When implementing a prospecting framework, there are many potential obstacles that companies can encounter that make it difficult for your prospects to understand your offering. Generally anytime a prospect is confused, you will drop to the bottom of their priority list. Focus can mean the difference between an inconsistent pipeline and building a scalable machine. Below are three such obstacles — unrefined positioning, speaking in tech jargon, and talking a big game — and how focus will help you avoid these potential pitfalls.
The more targeted you can be in creating an “Ideal Customer Profile” zeroing in on the prospects by specific industry, by stakeholder, with key attributes, and keywords, the easier it will be to communicate the benefit of using your product (or service).
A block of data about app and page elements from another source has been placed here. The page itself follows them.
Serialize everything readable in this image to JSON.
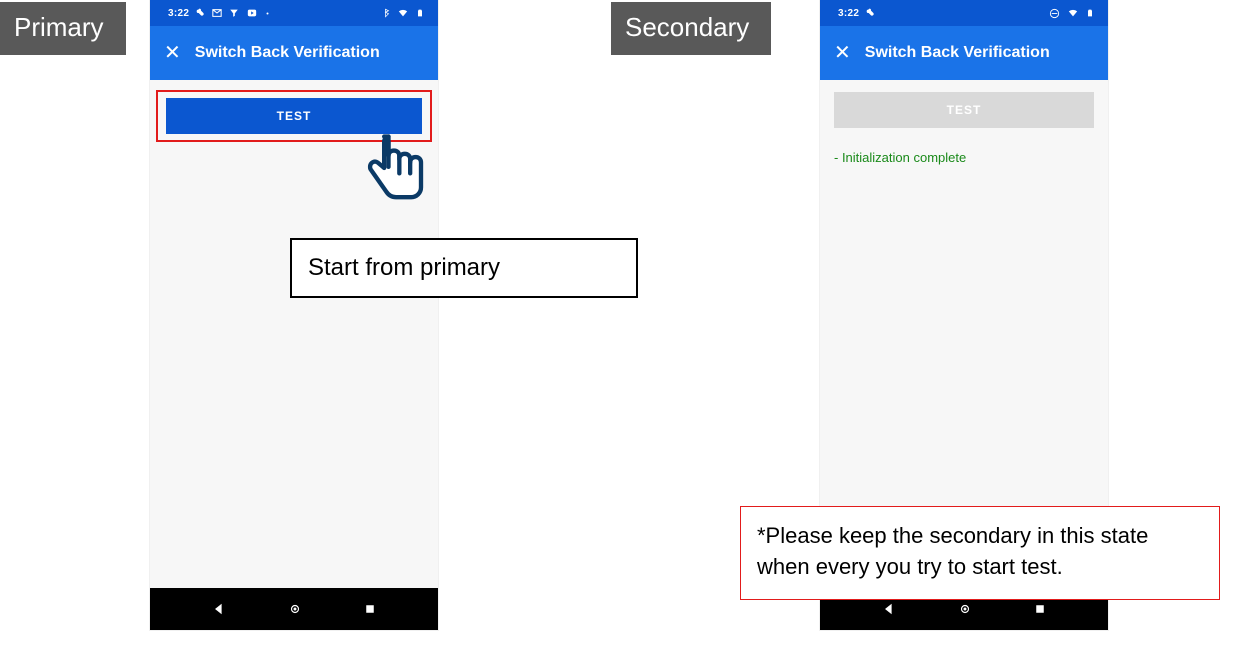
{
  "badges": {
    "primary": "Primary",
    "secondary": "Secondary"
  },
  "primary": {
    "clock": "3:22",
    "app_title": "Switch Back Verification",
    "close_glyph": "✕",
    "test_label": "TEST"
  },
  "secondary": {
    "clock": "3:22",
    "app_title": "Switch Back Verification",
    "close_glyph": "✕",
    "test_label": "TEST",
    "status_msg": "- Initialization complete"
  },
  "annotations": {
    "start_from_primary": "Start from primary",
    "keep_secondary": "*Please keep the secondary in this state when every you try to start test."
  }
}
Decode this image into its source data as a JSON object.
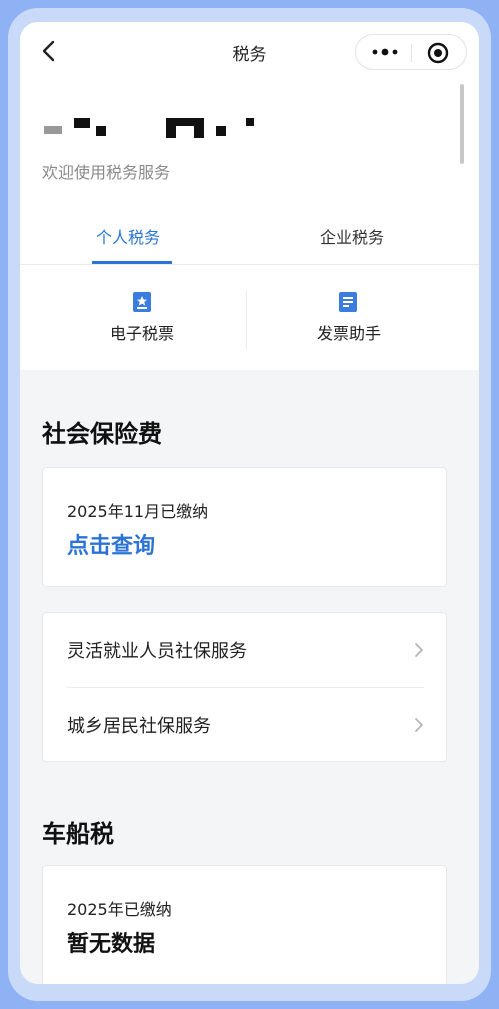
{
  "nav": {
    "title": "税务",
    "back_icon": "chevron-left-icon",
    "more_icon": "more-dots-icon",
    "close_icon": "record-target-icon"
  },
  "header": {
    "welcome": "欢迎使用税务服务"
  },
  "tabs": [
    {
      "label": "个人税务",
      "active": true
    },
    {
      "label": "企业税务",
      "active": false
    }
  ],
  "tools": [
    {
      "label": "电子税票",
      "icon": "ticket-icon"
    },
    {
      "label": "发票助手",
      "icon": "document-icon"
    }
  ],
  "social_insurance": {
    "title": "社会保险费",
    "status": "2025年11月已缴纳",
    "action": "点击查询",
    "services": [
      {
        "label": "灵活就业人员社保服务"
      },
      {
        "label": "城乡居民社保服务"
      }
    ]
  },
  "vehicle_tax": {
    "title": "车船税",
    "status": "2025年已缴纳",
    "value": "暂无数据"
  },
  "colors": {
    "accent": "#2b74d6",
    "frame": "#c9daf8",
    "background": "#8fb2f5"
  }
}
Pinpoint the specific problem that your service addresses for your ideal customer instead of trying to be all encompassing. This may seem counterintuitive, since many startups try to position themselves as a one-stop-shop to appeal to as many potential customers as possible. This type of ‘wide positioning’ is difficult to repeat and can leave prospects confused as to what you do.
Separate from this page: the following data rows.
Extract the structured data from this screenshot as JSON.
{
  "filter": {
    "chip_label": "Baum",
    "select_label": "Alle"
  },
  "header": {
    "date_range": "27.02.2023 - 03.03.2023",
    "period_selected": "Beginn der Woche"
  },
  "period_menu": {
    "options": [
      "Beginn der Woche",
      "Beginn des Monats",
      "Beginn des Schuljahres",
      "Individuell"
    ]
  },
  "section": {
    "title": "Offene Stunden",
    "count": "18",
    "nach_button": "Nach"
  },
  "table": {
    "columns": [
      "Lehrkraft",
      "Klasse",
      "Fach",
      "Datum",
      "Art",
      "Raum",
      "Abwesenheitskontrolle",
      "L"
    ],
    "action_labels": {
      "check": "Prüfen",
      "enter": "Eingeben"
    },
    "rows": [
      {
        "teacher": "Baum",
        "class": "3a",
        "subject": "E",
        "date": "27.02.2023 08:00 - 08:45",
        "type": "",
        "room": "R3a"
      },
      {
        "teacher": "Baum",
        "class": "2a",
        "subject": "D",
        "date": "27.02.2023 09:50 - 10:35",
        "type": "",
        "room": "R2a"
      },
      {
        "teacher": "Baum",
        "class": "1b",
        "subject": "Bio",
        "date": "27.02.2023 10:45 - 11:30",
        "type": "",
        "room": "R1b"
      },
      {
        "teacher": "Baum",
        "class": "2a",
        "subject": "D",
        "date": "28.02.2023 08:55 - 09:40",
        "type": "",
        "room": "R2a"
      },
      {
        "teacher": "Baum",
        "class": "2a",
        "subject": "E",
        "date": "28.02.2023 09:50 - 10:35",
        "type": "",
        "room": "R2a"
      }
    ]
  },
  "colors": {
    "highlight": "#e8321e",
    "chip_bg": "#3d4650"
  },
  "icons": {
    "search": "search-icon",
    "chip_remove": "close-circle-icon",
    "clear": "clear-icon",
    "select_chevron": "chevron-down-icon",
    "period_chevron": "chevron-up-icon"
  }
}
Start with a single vertical, testing content that speaks to the pain points of your top 2-3 stakeholders. Once you have proven positioning in one vertical that resonates with your prospects, the easier it will be to replicate that success in the next vertical on your target list.
Speaking in Tech Jargon
Many startups fall in love with their technology’s features and make the mistake of using jargon to explain what they do. But tech speak can be divisive and end up alienating the exact people you are looking to build a relationship with.
Instead of reciting all the amazing features of your technology, opt for using the simplest language to explain how the product or service will benefit your prospect. The easier it is for a prospect to understand how you can help them, the faster they move towards a meeting or referring you to a decision maker.
EXAMPLE: A recent client utilized this approach when selling a real-time verification software in a subscription model. Instead of taking the approach of what the software does and how it differs from other similar competing software, we focused on how the software can benefit the consumer — by reaching the elusive millennial demographic. In the end, reaching the demographic proved to be much more engaging than speaking to the technology itself.
Talking a Big Game
It’s easy to make claims that you have no true competitors. But words are cheap and customers are savvy enough to research which claims are legitimate, or not.
The age-old idiom “show not tell” applies to prospecting outreach — use proof points to demonstrate the results you’ve produced with prior clients (e.g. data, testimonials, case studies) in all email and phone touches.
Anyone can make claims about how great their product or service is, but let your prospect come to those conclusions on their own by giving concrete examples of what you have accomplished.
EXAMPLE: “Company A is an online global community of 4mm baby boomers & their favorite brands. Last year we drove over $1.5B of tracked incremental revenue for 200 major retailers like X, Y and Z.”
Following these three tips can help you narrow your focus into a repeatable system for interacting with the prospects with the highest probability of closing. By clearly positioning your service for the most ideal prospects, keeping your language simple, and letting your experience speak for itself, you will be qualifying faster and building consistency in your pipe.